_WHAT IS BEING ASKED_.
Copy each line of the material beneath that holds the word "this".

----------

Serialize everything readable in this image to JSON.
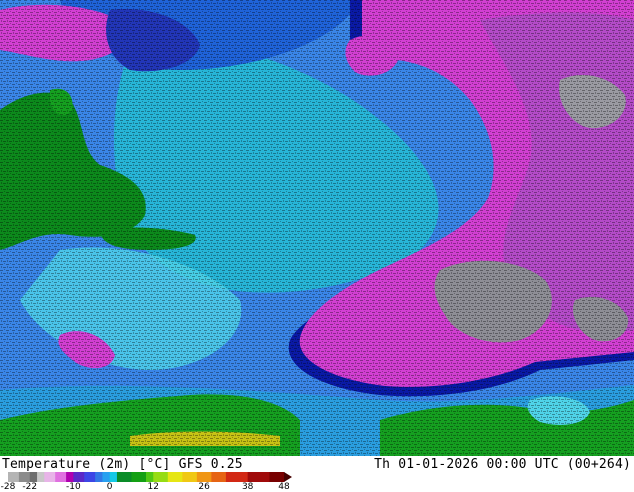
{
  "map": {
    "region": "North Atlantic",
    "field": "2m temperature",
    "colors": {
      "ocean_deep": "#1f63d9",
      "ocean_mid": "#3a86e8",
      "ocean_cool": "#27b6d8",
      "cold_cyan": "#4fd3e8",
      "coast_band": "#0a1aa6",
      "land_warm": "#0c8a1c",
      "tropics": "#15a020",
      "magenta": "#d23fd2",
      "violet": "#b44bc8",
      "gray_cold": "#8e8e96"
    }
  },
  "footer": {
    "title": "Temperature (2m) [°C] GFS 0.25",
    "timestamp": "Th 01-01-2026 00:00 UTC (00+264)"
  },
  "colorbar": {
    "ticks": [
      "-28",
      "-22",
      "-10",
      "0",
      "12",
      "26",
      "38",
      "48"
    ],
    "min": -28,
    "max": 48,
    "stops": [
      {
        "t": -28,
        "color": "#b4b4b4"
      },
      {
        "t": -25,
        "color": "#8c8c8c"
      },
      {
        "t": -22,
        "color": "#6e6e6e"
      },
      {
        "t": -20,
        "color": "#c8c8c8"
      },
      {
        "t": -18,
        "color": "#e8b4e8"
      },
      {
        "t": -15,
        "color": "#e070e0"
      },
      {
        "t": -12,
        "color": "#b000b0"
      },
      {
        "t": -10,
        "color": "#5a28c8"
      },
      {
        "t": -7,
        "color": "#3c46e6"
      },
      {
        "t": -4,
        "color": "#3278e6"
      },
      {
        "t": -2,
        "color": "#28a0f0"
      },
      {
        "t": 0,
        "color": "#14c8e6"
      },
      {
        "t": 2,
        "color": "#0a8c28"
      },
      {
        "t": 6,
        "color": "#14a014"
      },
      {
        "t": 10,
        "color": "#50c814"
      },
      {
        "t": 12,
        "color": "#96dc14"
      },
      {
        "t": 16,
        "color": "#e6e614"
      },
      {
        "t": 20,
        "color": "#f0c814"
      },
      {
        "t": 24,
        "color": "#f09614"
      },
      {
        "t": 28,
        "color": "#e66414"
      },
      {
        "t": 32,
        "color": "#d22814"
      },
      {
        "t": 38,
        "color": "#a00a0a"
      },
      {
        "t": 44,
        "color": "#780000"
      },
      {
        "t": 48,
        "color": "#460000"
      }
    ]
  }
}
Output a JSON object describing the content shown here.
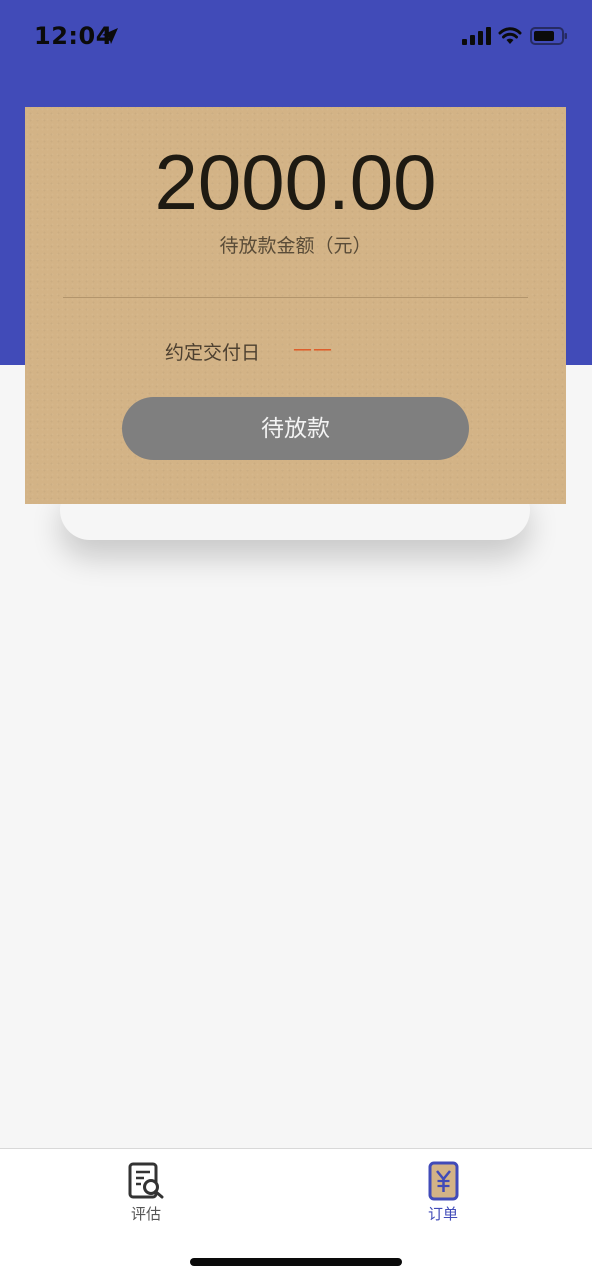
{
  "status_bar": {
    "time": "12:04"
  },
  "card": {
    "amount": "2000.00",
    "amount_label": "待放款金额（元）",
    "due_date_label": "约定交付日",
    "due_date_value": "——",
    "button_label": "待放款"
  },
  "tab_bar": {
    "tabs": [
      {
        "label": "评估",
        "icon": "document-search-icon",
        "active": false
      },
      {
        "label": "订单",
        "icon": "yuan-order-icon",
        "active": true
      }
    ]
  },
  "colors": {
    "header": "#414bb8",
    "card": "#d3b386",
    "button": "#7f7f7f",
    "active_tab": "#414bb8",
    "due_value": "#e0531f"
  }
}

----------

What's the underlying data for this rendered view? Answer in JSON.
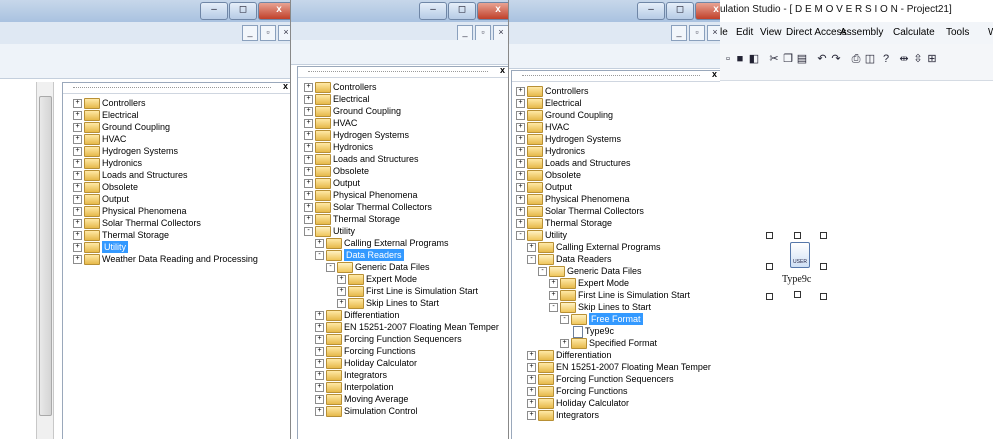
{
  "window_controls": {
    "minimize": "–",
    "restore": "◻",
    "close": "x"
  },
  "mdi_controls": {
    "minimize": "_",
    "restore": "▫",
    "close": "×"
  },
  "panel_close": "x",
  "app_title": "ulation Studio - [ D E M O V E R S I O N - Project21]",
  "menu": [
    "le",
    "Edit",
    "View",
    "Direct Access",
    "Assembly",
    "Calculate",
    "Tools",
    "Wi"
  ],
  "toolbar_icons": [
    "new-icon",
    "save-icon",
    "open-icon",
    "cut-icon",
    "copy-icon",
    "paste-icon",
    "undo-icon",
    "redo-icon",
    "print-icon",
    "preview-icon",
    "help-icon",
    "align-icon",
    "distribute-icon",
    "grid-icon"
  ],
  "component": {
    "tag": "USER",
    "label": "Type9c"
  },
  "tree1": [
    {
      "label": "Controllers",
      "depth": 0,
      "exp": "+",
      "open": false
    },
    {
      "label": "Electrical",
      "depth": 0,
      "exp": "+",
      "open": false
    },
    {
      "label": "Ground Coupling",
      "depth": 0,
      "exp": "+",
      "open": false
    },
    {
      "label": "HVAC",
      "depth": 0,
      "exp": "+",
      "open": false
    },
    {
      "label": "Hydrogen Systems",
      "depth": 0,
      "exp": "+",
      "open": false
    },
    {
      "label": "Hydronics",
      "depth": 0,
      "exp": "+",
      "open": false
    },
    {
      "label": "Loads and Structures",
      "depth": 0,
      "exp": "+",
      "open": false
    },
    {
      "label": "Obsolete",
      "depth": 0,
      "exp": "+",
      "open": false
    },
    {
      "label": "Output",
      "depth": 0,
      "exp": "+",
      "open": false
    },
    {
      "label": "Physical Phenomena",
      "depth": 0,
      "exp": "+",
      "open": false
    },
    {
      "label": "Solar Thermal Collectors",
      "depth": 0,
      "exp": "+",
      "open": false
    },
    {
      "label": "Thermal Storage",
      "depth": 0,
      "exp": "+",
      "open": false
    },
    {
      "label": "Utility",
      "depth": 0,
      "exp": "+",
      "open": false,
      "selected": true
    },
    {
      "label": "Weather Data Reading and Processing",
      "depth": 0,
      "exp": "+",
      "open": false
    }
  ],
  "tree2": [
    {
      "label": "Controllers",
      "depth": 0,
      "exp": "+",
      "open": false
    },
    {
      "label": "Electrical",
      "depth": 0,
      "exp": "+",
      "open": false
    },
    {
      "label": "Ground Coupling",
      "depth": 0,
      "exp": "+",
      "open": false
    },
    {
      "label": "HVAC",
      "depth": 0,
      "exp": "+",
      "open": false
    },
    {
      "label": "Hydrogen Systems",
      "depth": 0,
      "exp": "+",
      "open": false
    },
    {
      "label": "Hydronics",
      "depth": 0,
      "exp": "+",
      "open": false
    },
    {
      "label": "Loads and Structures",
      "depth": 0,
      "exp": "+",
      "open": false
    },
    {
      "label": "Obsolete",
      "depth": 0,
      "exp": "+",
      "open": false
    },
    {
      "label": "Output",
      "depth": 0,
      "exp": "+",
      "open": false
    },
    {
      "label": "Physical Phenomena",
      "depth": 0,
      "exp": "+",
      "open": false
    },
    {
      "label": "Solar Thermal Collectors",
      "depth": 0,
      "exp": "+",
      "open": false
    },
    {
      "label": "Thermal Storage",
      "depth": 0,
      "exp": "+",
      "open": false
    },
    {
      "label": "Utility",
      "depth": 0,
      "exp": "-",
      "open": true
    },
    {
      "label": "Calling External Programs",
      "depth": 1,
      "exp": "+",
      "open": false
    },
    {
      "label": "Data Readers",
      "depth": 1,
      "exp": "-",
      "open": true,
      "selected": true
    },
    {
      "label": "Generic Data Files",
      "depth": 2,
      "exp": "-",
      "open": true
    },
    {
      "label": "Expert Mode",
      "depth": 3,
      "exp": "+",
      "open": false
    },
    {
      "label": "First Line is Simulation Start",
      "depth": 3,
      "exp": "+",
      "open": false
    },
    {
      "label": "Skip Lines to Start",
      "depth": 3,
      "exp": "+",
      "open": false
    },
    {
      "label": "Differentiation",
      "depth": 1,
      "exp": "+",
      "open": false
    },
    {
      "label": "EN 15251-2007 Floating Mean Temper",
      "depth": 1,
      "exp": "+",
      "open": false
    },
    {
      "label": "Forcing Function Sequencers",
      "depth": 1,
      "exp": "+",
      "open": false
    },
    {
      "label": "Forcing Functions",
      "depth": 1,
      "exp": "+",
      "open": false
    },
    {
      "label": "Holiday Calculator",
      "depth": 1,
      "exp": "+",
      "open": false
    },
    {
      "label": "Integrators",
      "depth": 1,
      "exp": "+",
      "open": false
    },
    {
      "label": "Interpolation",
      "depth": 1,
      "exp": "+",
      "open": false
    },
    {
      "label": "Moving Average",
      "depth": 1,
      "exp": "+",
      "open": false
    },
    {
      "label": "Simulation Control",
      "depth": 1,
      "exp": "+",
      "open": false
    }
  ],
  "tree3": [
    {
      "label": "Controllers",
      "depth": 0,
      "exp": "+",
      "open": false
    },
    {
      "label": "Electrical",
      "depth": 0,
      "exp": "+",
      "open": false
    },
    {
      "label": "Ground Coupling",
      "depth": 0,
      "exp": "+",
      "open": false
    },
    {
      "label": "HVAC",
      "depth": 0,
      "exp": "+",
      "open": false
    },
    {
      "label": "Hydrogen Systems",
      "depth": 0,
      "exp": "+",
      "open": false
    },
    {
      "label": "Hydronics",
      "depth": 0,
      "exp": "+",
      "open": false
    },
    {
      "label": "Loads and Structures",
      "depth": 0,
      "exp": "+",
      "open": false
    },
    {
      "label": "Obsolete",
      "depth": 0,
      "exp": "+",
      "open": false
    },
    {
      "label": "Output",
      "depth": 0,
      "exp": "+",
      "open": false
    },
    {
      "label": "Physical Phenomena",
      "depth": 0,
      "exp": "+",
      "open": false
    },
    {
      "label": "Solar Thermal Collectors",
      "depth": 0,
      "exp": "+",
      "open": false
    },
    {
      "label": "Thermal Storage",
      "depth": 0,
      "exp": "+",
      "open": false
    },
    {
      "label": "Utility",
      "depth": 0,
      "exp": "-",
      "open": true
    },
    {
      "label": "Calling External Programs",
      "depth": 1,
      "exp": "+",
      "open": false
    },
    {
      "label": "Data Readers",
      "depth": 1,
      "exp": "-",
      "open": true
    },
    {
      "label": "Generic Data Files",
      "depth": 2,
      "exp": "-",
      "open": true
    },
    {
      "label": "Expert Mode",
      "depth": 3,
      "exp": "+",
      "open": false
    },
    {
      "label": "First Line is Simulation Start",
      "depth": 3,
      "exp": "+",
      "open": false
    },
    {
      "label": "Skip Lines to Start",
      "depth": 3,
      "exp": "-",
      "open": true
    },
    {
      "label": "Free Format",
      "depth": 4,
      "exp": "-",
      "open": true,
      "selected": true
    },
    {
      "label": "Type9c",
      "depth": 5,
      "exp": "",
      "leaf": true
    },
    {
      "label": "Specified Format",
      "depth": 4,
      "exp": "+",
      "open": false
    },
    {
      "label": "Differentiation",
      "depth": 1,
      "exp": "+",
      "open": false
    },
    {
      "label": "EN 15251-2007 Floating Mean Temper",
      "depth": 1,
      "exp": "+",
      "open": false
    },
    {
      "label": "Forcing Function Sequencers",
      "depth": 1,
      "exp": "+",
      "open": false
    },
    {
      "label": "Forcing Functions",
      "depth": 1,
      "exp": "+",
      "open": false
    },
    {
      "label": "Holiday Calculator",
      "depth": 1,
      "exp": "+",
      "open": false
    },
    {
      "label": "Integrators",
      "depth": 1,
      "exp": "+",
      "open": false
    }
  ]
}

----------

_WRITTEN RESPONSE_.
Serialize everything readable in this image to JSON.
What's the underlying data for this rendered view? Answer in JSON.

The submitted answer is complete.